EXERCISE BRIEF:
The copy you give must match the records exactly, except that it holds no images.

(GIVEN DATA Opens)

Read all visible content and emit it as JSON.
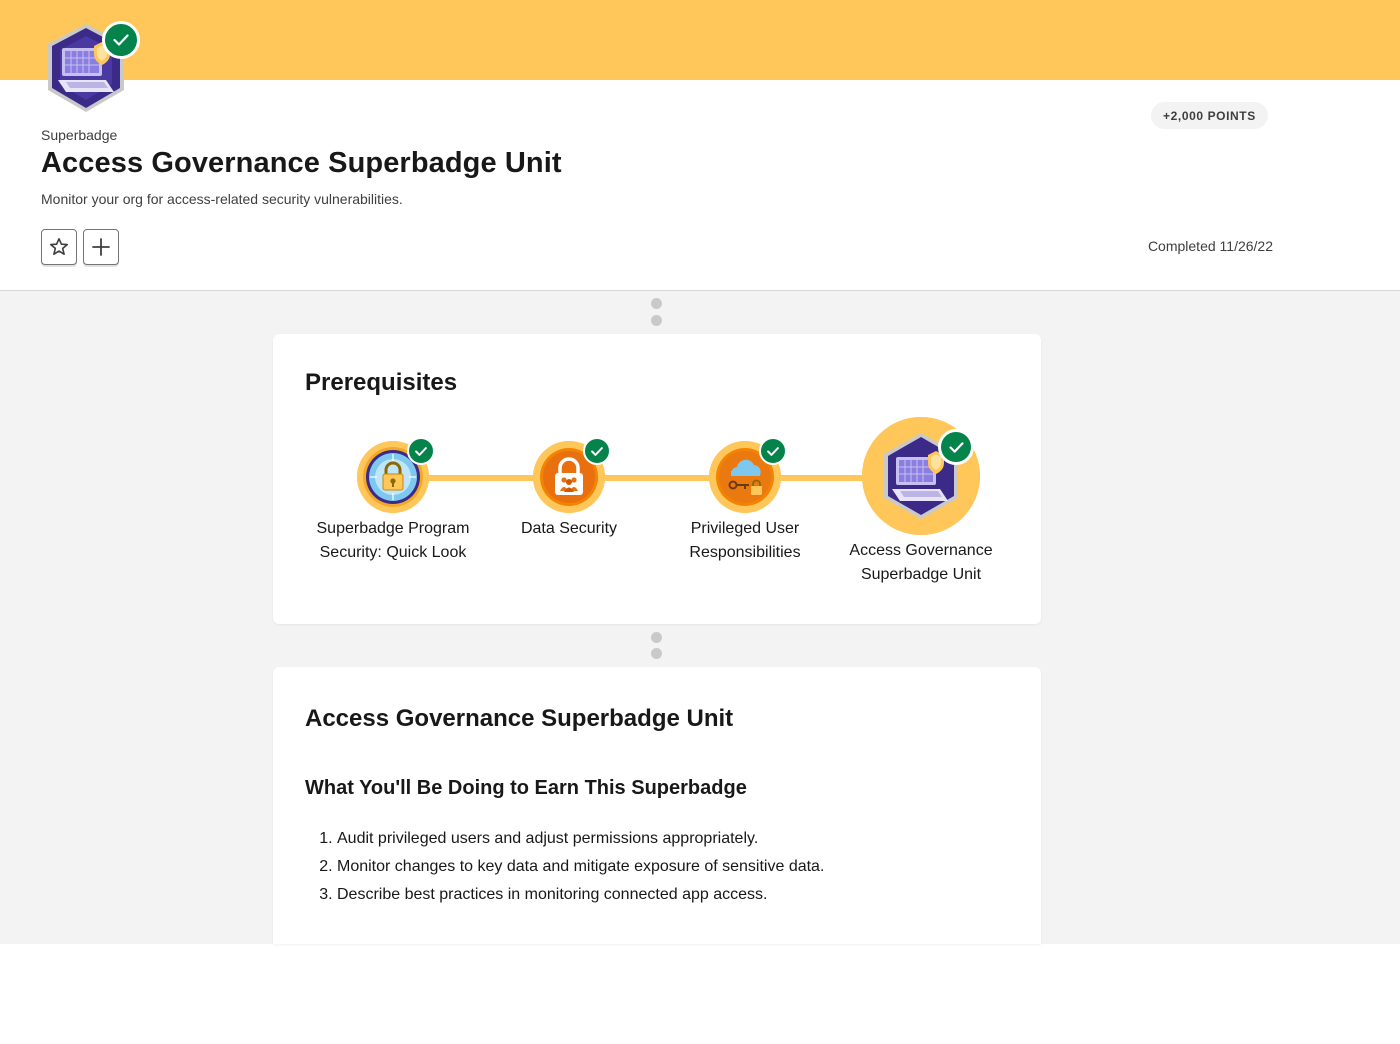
{
  "header": {
    "eyebrow": "Superbadge",
    "title": "Access Governance Superbadge Unit",
    "subtitle": "Monitor your org for access-related security vulnerabilities.",
    "points": "+2,000 POINTS",
    "completed": "Completed 11/26/22",
    "actions": [
      {
        "name": "favorite",
        "icon": "star-icon"
      },
      {
        "name": "add-to-trailmix",
        "icon": "plus-icon"
      }
    ]
  },
  "prerequisites": {
    "heading": "Prerequisites",
    "steps": [
      {
        "label": "Superbadge Program Security: Quick Look",
        "icon": "lock-icon",
        "completed": true
      },
      {
        "label": "Data Security",
        "icon": "people-lock-icon",
        "completed": true
      },
      {
        "label": "Privileged User Responsibilities",
        "icon": "cloud-key-icon",
        "completed": true
      },
      {
        "label": "Access Governance Superbadge Unit",
        "icon": "laptop-shield-icon",
        "completed": true
      }
    ]
  },
  "unit": {
    "title": "Access Governance Superbadge Unit",
    "section_heading": "What You'll Be Doing to Earn This Superbadge",
    "tasks": [
      "Audit privileged users and adjust permissions appropriately.",
      "Monitor changes to key data and mitigate exposure of sensitive data.",
      "Describe best practices in monitoring connected app access."
    ]
  },
  "colors": {
    "accent_yellow": "#ffc75a",
    "success_green": "#04844b",
    "badge_purple": "#3b2a88",
    "orange": "#f38303"
  }
}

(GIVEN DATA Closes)

TASK ANSWER:
Read all visible content and emit it as JSON.
{
  "header": {
    "eyebrow": "Superbadge",
    "title": "Access Governance Superbadge Unit",
    "subtitle": "Monitor your org for access-related security vulnerabilities.",
    "points": "+2,000 POINTS",
    "completed": "Completed 11/26/22",
    "actions": [
      {
        "name": "favorite",
        "icon": "star-icon"
      },
      {
        "name": "add-to-trailmix",
        "icon": "plus-icon"
      }
    ]
  },
  "prerequisites": {
    "heading": "Prerequisites",
    "steps": [
      {
        "label": "Superbadge Program Security: Quick Look",
        "icon": "lock-icon",
        "completed": true
      },
      {
        "label": "Data Security",
        "icon": "people-lock-icon",
        "completed": true
      },
      {
        "label": "Privileged User Responsibilities",
        "icon": "cloud-key-icon",
        "completed": true
      },
      {
        "label": "Access Governance Superbadge Unit",
        "icon": "laptop-shield-icon",
        "completed": true
      }
    ]
  },
  "unit": {
    "title": "Access Governance Superbadge Unit",
    "section_heading": "What You'll Be Doing to Earn This Superbadge",
    "tasks": [
      "Audit privileged users and adjust permissions appropriately.",
      "Monitor changes to key data and mitigate exposure of sensitive data.",
      "Describe best practices in monitoring connected app access."
    ]
  },
  "colors": {
    "accent_yellow": "#ffc75a",
    "success_green": "#04844b",
    "badge_purple": "#3b2a88",
    "orange": "#f38303"
  }
}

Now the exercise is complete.